__WORK TO COMPLETE__
In the listing below, which lines contain the string "Chile"? Copy them all.

__RECORDS TO USE__

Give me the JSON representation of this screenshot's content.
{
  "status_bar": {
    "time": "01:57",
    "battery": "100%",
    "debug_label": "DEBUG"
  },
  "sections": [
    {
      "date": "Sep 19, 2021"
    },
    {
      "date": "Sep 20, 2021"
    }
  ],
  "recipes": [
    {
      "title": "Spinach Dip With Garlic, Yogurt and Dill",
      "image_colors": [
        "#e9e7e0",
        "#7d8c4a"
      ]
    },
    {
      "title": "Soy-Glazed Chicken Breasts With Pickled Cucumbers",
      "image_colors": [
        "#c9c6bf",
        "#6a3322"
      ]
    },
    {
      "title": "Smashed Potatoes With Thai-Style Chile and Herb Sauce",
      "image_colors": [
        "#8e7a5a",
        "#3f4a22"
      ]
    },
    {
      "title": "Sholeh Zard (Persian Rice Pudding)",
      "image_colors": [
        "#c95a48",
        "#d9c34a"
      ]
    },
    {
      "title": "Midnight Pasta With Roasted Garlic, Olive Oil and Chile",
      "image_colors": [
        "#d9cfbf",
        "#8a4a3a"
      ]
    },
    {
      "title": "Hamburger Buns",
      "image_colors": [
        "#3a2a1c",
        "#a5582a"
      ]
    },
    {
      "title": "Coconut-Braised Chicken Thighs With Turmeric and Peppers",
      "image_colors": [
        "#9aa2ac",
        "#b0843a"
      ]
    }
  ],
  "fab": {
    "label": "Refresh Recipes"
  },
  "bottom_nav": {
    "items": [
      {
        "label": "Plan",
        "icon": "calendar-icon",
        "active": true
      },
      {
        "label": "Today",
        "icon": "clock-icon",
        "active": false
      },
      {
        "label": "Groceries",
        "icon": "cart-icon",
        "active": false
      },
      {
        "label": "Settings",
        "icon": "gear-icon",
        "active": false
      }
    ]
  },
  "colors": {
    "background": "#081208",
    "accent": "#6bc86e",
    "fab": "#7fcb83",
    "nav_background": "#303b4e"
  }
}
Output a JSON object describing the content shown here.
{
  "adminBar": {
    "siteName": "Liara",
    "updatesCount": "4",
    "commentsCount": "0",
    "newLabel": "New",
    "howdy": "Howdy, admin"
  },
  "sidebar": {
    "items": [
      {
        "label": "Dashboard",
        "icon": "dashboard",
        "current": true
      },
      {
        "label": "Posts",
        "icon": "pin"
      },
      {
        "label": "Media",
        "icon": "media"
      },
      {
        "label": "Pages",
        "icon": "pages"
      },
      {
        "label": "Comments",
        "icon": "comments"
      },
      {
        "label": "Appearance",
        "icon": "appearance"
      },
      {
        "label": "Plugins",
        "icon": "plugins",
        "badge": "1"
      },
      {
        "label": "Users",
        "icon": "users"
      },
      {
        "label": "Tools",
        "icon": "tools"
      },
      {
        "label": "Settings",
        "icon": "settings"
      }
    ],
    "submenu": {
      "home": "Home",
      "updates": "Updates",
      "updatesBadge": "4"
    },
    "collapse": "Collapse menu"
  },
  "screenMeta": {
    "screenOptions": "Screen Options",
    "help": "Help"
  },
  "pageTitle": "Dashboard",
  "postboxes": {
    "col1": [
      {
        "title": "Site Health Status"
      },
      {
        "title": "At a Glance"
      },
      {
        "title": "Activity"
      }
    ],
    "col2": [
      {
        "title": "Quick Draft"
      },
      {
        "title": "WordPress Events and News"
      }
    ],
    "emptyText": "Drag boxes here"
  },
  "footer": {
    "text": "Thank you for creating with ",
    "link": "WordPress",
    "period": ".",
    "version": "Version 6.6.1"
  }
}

__TASK RESULT__
      "title": "Smashed Potatoes With Thai-Style Chile and Herb Sauce",
      "title": "Midnight Pasta With Roasted Garlic, Olive Oil and Chile",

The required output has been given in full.